Saturday, October 25, 2008

Memento Mori

I may have missed it, but Bill Wyman’s website made no mention of his birthday yesterday—his 72nd. The former Rolling Stone didn’t acknowledge his latest mile marker, preferring to let it go unremarked. Perhaps he no longer finds it worthy of mention, age being an aspect of our lives that seems to have only a slight connection to our subjective, lived experience. Born 24 October 1936, he was born only about a year and ten months after Elvis Presley, who had he lived would have turned 73 years old this year, and roughly three months from his 74th birthday. According to this interesting blog entry, Bill Wyman “has the distinction of being one of the last of the Sixties rock and rollers to do national service in Britain.” And as the author points out, the last American rock 'n' roller of historic significance who was conscripted was Jimi Hendrix. Had he lived, Hendrix would have turned 66 years old next month (born 27 November 1942).

Perhaps as a consequence of Bill Wyman’s age, I woke up today think of my father, who at age 72 had full-blown leukemia, and died about a month and a half after his 73rd birthday. Subsequently, my thoughts turned to the written epilogue at the end of Stanley Kubrick’s film Barry Lyndon, which despite its specific historic reference contains an insight I think we’d all do well to remember:

It was in the age of George III that the aforesaid personages lived and quarreled. Good or bad, handsome or ugly, rich or poor, they are all equal now.

Memento mori

Wednesday, October 22, 2008

Pop Aphorisms: 9

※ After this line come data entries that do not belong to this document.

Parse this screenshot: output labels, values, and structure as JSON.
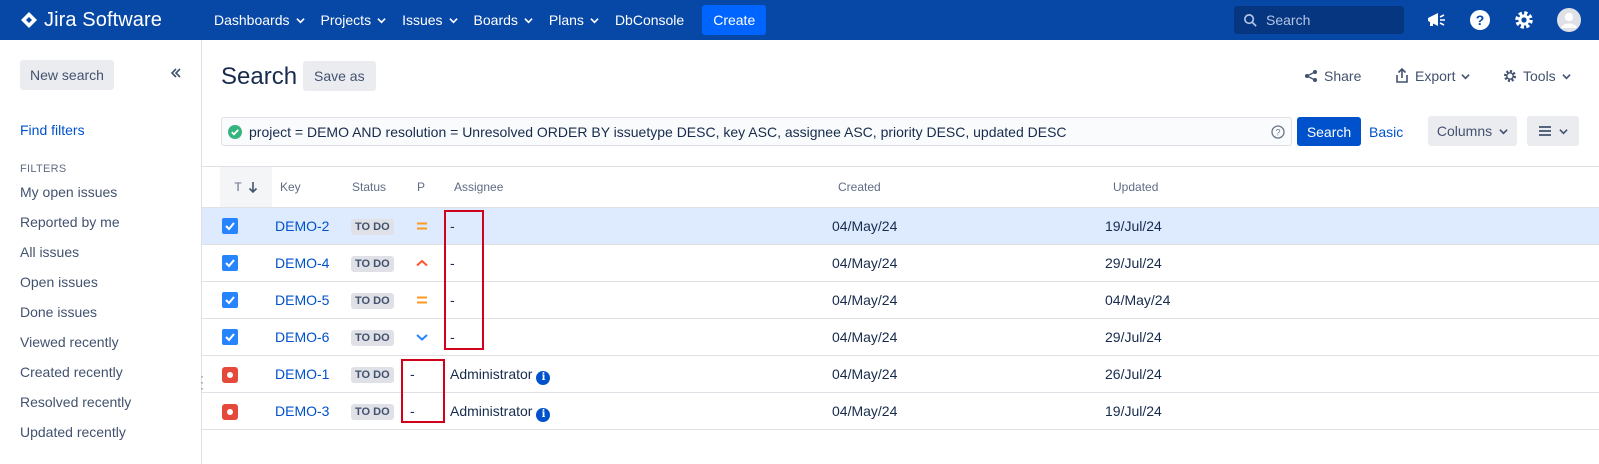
{
  "nav": {
    "brand": "Jira Software",
    "items": [
      "Dashboards",
      "Projects",
      "Issues",
      "Boards",
      "Plans",
      "DbConsole"
    ],
    "create": "Create",
    "search_placeholder": "Search"
  },
  "sidebar": {
    "new_search": "New search",
    "find_filters": "Find filters",
    "filters_heading": "FILTERS",
    "filters": [
      "My open issues",
      "Reported by me",
      "All issues",
      "Open issues",
      "Done issues",
      "Viewed recently",
      "Created recently",
      "Resolved recently",
      "Updated recently"
    ]
  },
  "main": {
    "title": "Search",
    "save_as": "Save as",
    "share": "Share",
    "export": "Export",
    "tools": "Tools",
    "jql": "project = DEMO AND resolution = Unresolved ORDER BY issuetype DESC, key ASC, assignee ASC, priority DESC, updated DESC",
    "search_button": "Search",
    "basic": "Basic",
    "columns": "Columns"
  },
  "table": {
    "headers": {
      "type": "T",
      "key": "Key",
      "status": "Status",
      "priority": "P",
      "assignee": "Assignee",
      "created": "Created",
      "updated": "Updated"
    },
    "rows": [
      {
        "type": "task",
        "key": "DEMO-2",
        "status": "TO DO",
        "priority": "medium",
        "priority_mark": "",
        "assignee": "-",
        "created": "04/May/24",
        "updated": "19/Jul/24",
        "selected": true
      },
      {
        "type": "task",
        "key": "DEMO-4",
        "status": "TO DO",
        "priority": "high",
        "priority_mark": "",
        "assignee": "-",
        "created": "04/May/24",
        "updated": "29/Jul/24",
        "selected": false
      },
      {
        "type": "task",
        "key": "DEMO-5",
        "status": "TO DO",
        "priority": "medium",
        "priority_mark": "",
        "assignee": "-",
        "created": "04/May/24",
        "updated": "04/May/24",
        "selected": false
      },
      {
        "type": "task",
        "key": "DEMO-6",
        "status": "TO DO",
        "priority": "low",
        "priority_mark": "",
        "assignee": "-",
        "created": "04/May/24",
        "updated": "29/Jul/24",
        "selected": false
      },
      {
        "type": "bug",
        "key": "DEMO-1",
        "status": "TO DO",
        "priority": "none",
        "priority_mark": "-",
        "assignee": "Administrator",
        "created": "04/May/24",
        "updated": "26/Jul/24",
        "selected": false
      },
      {
        "type": "bug",
        "key": "DEMO-3",
        "status": "TO DO",
        "priority": "none",
        "priority_mark": "-",
        "assignee": "Administrator",
        "created": "04/May/24",
        "updated": "19/Jul/24",
        "selected": false
      }
    ]
  },
  "colors": {
    "nav": "#0747a6",
    "link": "#0052cc",
    "highlight": "#d0021b",
    "selected_row": "#deebff"
  }
}
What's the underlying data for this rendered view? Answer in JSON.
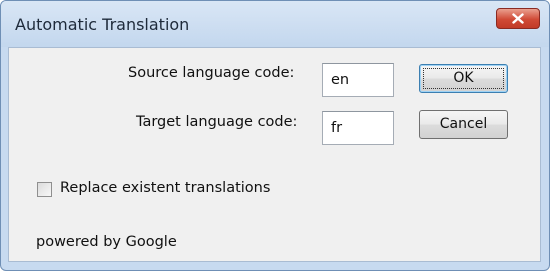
{
  "window": {
    "title": "Automatic Translation"
  },
  "form": {
    "source_label": "Source language code:",
    "source_value": "en",
    "target_label": "Target language code:",
    "target_value": "fr"
  },
  "buttons": {
    "ok_label": "OK",
    "cancel_label": "Cancel"
  },
  "options": {
    "replace_label": "Replace existent translations",
    "replace_checked": false
  },
  "footer": {
    "powered_by": "powered by Google"
  },
  "icons": {
    "close": "close-icon"
  },
  "colors": {
    "close_button": "#d04a36",
    "title_bar": "#c7daf0",
    "dialog_body": "#f0f0f0"
  }
}
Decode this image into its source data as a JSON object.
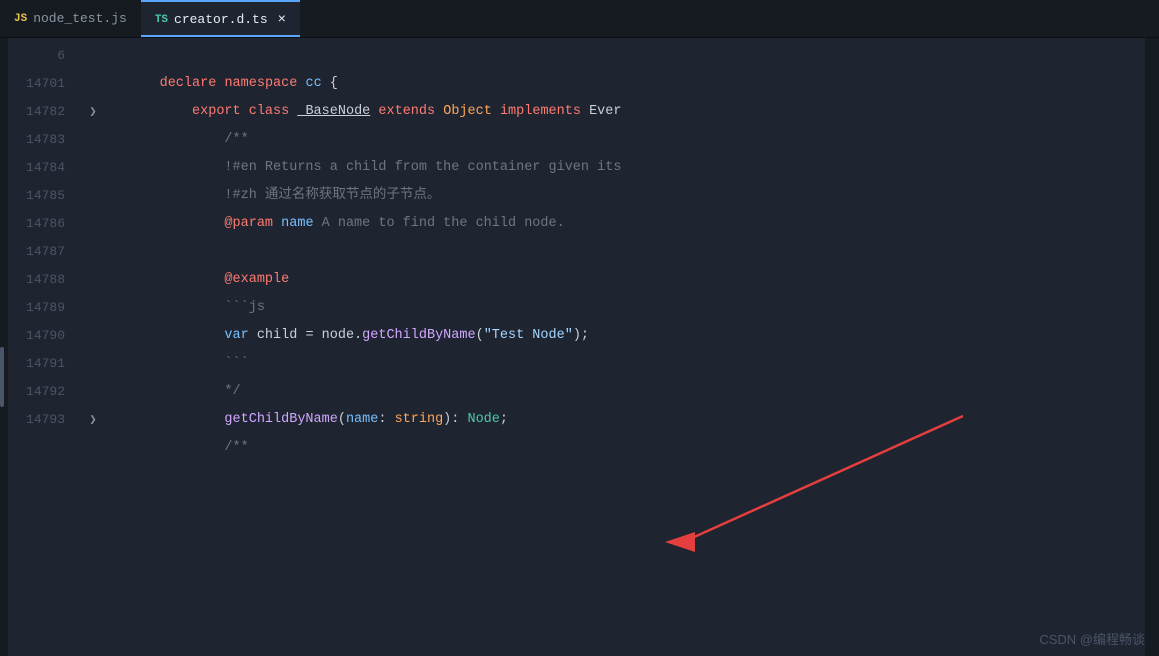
{
  "tabs": [
    {
      "id": "node-test",
      "icon": "JS",
      "icon_color": "js",
      "label": "node_test.js",
      "active": false,
      "closeable": false
    },
    {
      "id": "creator-d-ts",
      "icon": "TS",
      "icon_color": "ts",
      "label": "creator.d.ts",
      "active": true,
      "closeable": true
    }
  ],
  "lines": [
    {
      "num": "6",
      "fold": false,
      "code": "declare_namespace"
    },
    {
      "num": "14701",
      "fold": false,
      "code": "export_class"
    },
    {
      "num": "14782",
      "fold": true,
      "code": "block_comment_start"
    },
    {
      "num": "14783",
      "fold": false,
      "code": "comment_en"
    },
    {
      "num": "14784",
      "fold": false,
      "code": "comment_zh"
    },
    {
      "num": "14785",
      "fold": false,
      "code": "comment_param"
    },
    {
      "num": "14786",
      "fold": false,
      "code": "blank"
    },
    {
      "num": "14787",
      "fold": false,
      "code": "comment_example"
    },
    {
      "num": "14788",
      "fold": false,
      "code": "comment_js_start"
    },
    {
      "num": "14789",
      "fold": false,
      "code": "comment_js_code"
    },
    {
      "num": "14790",
      "fold": false,
      "code": "comment_js_end"
    },
    {
      "num": "14791",
      "fold": false,
      "code": "comment_close"
    },
    {
      "num": "14792",
      "fold": false,
      "code": "method_sig"
    },
    {
      "num": "14793",
      "fold": true,
      "code": "block_comment_start2"
    }
  ],
  "watermark": "CSDN @编程畅谈"
}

I went ahead and posted nine more aphorisms today, so as to make the number I’ve posted on this blog at this point total an even 70. Several readers have written to me encouraging me to collect my aphorisms into book form, and I thank them very much for the vote of confidence. I’m currently pursuing the possibility of a book of aphorisms, but for such a book to be feasible (with an accompanying “Aphorism-A-Day” tear-off calendar as a possible product tie-in), I’ll need to write 365 of them (and one for leap year), meaning that after this particular posting I’ll have only 295 to go (plus another for leap year). They have been very popular, and I thank everyone for checking in from time to time for new additions, but whether I can write (well) about 300 more aphorisms to make a book remains to be seen. Ars longa vita brevis.

1. John Wayne was a great movie star because no matter the part, he was always John Wayne; his lesson was not lost on those pop singers who also became movie stars—Elvis, for instance—because they knew always to play themselves.

2. MTV Cribs—a show based on a fundamental contradiction, that one can present as ordinary the lives of individuals whose lives are extraordinary; the television equivalent of the Hollywood fan magazine.

3. The massive success of the Beatles’ “Yesterday” is demonstrable proof that the most successful pop songs always have been sentimental.

4. When popularizing rock ‘n’ roll, Elvis faced the problem of being perceived as lowbrow; what is known as “art rock” or “prog rock” at least succeeded in making rock music middlebrow.

5. The Beatles did collectively what they could not have done—did not do—individually, revealing that collaboration gives artists a better shot a success than artists working alone: Dylan, for instance, found The Band; outsiders such as Scott Walker weren’t as fortunate, explaining why his career has been so fraught with frustrations.

6. The musical career of Elvis Costello is an illustration of what happens to a generalist lost in a world of specialization.

7. The best rock bands understood the value of the name: imagine if the Rolling Stones were known as the Bongo Beatniks, or Black Sabbath as the Yellow Rosaries: bands that chose names such as The Chocolate Watchband or The Peanut Butter Conspiracy were far too fatuous ever to be taken seriously.

8. One need look no further for the politics of pop than in the so-called “answer song”: neither sequel nor remake, the answer song is an attempt to impinge upon and then supersede the discursive force of the target song.

9. To lift a phrase from Harold Bloom, popular music is, and always has been, a hopelessly overcrowded field, which explains why the “one-hit wonder” ought to be considered the rule rather than the exception.